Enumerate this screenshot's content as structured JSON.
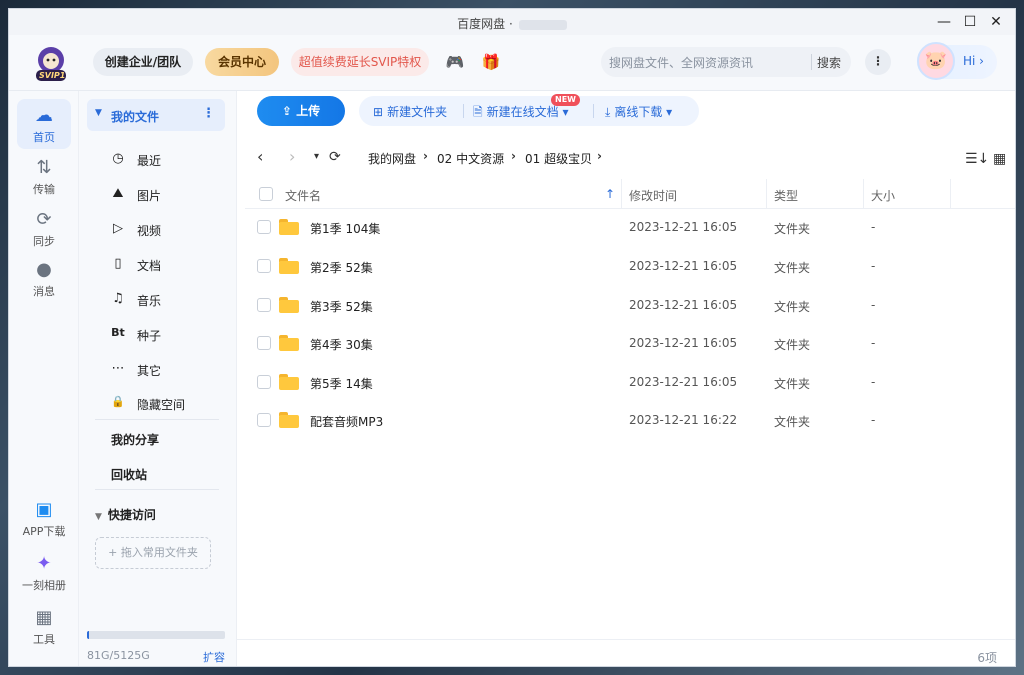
{
  "window": {
    "title": "百度网盘 ·",
    "controls": [
      "—",
      "☐",
      "✕"
    ]
  },
  "header": {
    "logo_text": "SVIP1",
    "btn_enterprise": "创建企业/团队",
    "btn_member": "会员中心",
    "btn_promo": "超值续费延长SVIP特权",
    "search_placeholder": "搜网盘文件、全网资源资讯",
    "search_button": "搜索",
    "more": "⋮",
    "greeting": "Hi ›"
  },
  "rail": [
    {
      "label": "首页",
      "icon": "home-icon",
      "glyph": "☁",
      "active": true
    },
    {
      "label": "传输",
      "icon": "transfer-icon",
      "glyph": "⇅",
      "active": false
    },
    {
      "label": "同步",
      "icon": "sync-icon",
      "glyph": "⟳",
      "active": false
    },
    {
      "label": "消息",
      "icon": "message-icon",
      "glyph": "●",
      "active": false
    },
    {
      "label": "APP下载",
      "icon": "app-download-icon",
      "glyph": "▣",
      "active": false
    },
    {
      "label": "一刻相册",
      "icon": "album-icon",
      "glyph": "✦",
      "active": false
    },
    {
      "label": "工具",
      "icon": "tools-icon",
      "glyph": "▦",
      "active": false
    }
  ],
  "sidebar": {
    "my_files": "我的文件",
    "items": [
      {
        "label": "最近",
        "icon": "clock-icon",
        "glyph": "◷"
      },
      {
        "label": "图片",
        "icon": "image-icon",
        "glyph": "⛰"
      },
      {
        "label": "视频",
        "icon": "video-icon",
        "glyph": "▷"
      },
      {
        "label": "文档",
        "icon": "document-icon",
        "glyph": "▯"
      },
      {
        "label": "音乐",
        "icon": "music-icon",
        "glyph": "♫"
      },
      {
        "label": "种子",
        "icon": "bt-icon",
        "glyph": "Bt"
      },
      {
        "label": "其它",
        "icon": "other-icon",
        "glyph": "⋯"
      },
      {
        "label": "隐藏空间",
        "icon": "lock-icon",
        "glyph": "🔒"
      }
    ],
    "my_share": "我的分享",
    "recycle": "回收站",
    "quick_access": "快捷访问",
    "drop_hint": "+ 拖入常用文件夹",
    "storage_text": "81G/5125G",
    "storage_used_ratio": 0.016,
    "expand": "扩容"
  },
  "toolbar": {
    "upload": "上传",
    "new_folder": "新建文件夹",
    "new_online_doc": "新建在线文档",
    "new_badge": "NEW",
    "offline_download": "离线下载"
  },
  "breadcrumb": [
    "我的网盘",
    "02 中文资源",
    "01 超级宝贝"
  ],
  "columns": {
    "name": "文件名",
    "modified": "修改时间",
    "type": "类型",
    "size": "大小"
  },
  "files": [
    {
      "name": "第1季 104集",
      "modified": "2023-12-21 16:05",
      "type": "文件夹",
      "size": "-"
    },
    {
      "name": "第2季 52集",
      "modified": "2023-12-21 16:05",
      "type": "文件夹",
      "size": "-"
    },
    {
      "name": "第3季 52集",
      "modified": "2023-12-21 16:05",
      "type": "文件夹",
      "size": "-"
    },
    {
      "name": "第4季 30集",
      "modified": "2023-12-21 16:05",
      "type": "文件夹",
      "size": "-"
    },
    {
      "name": "第5季 14集",
      "modified": "2023-12-21 16:05",
      "type": "文件夹",
      "size": "-"
    },
    {
      "name": "配套音频MP3",
      "modified": "2023-12-21 16:22",
      "type": "文件夹",
      "size": "-"
    }
  ],
  "footer": {
    "count": "6项"
  }
}
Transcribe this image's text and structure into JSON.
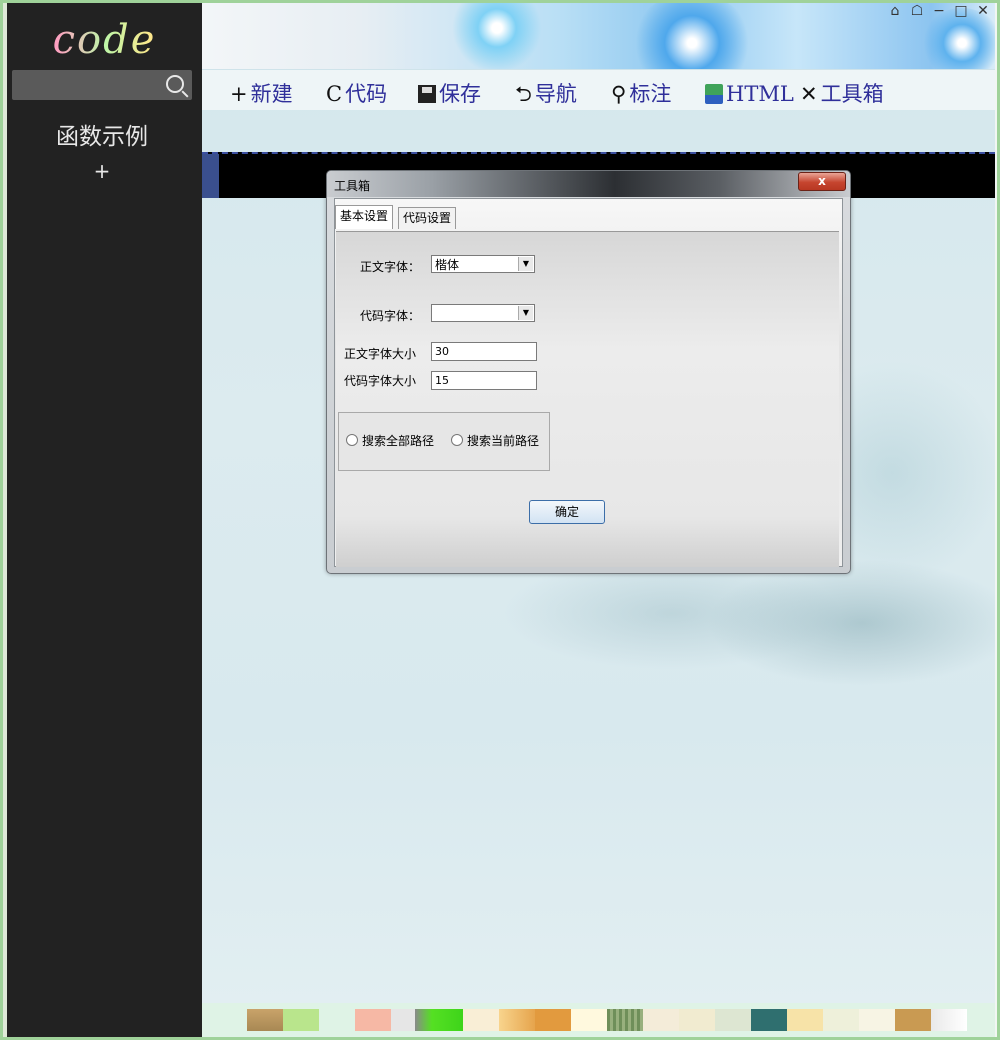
{
  "sidebar": {
    "logo": "code",
    "search_placeholder": "",
    "section_title": "函数示例",
    "add_label": "+"
  },
  "window_controls": {
    "home": "⌂",
    "skin": "☖",
    "minimize": "−",
    "maximize": "□",
    "close": "✕"
  },
  "toolbar": {
    "new": {
      "icon": "+",
      "label": "新建"
    },
    "code": {
      "icon": "C",
      "label": "代码"
    },
    "save": {
      "label": "保存"
    },
    "nav": {
      "icon": "⮌",
      "label": "导航"
    },
    "mark": {
      "icon": "⚲",
      "label": "标注"
    },
    "html": {
      "label": "HTML"
    },
    "tools": {
      "icon": "✕",
      "label": "工具箱"
    }
  },
  "dialog": {
    "title": "工具箱",
    "close_label": "x",
    "tabs": [
      "基本设置",
      "代码设置"
    ],
    "body_font_label": "正文字体：",
    "body_font_value": "楷体",
    "code_font_label": "代码字体：",
    "code_font_value": "",
    "body_size_label": "正文字体大小",
    "body_size_value": "30",
    "code_size_label": "代码字体大小",
    "code_size_value": "15",
    "search_all_label": "搜索全部路径",
    "search_current_label": "搜索当前路径",
    "ok_label": "确定"
  },
  "colors": {
    "sidebar_bg": "#222222",
    "toolbar_text": "#2f2f9a",
    "dialog_close": "#c6452f"
  }
}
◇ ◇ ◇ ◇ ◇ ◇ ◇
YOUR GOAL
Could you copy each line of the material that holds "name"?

FINAL ANSWER
    "name": "文件名",
      "name": "第1季 104集",
      "name": "第2季 52集",
      "name": "第3季 52集",
      "name": "第4季 30集",
      "name": "第5季 14集",
      "name": "配套音频MP3",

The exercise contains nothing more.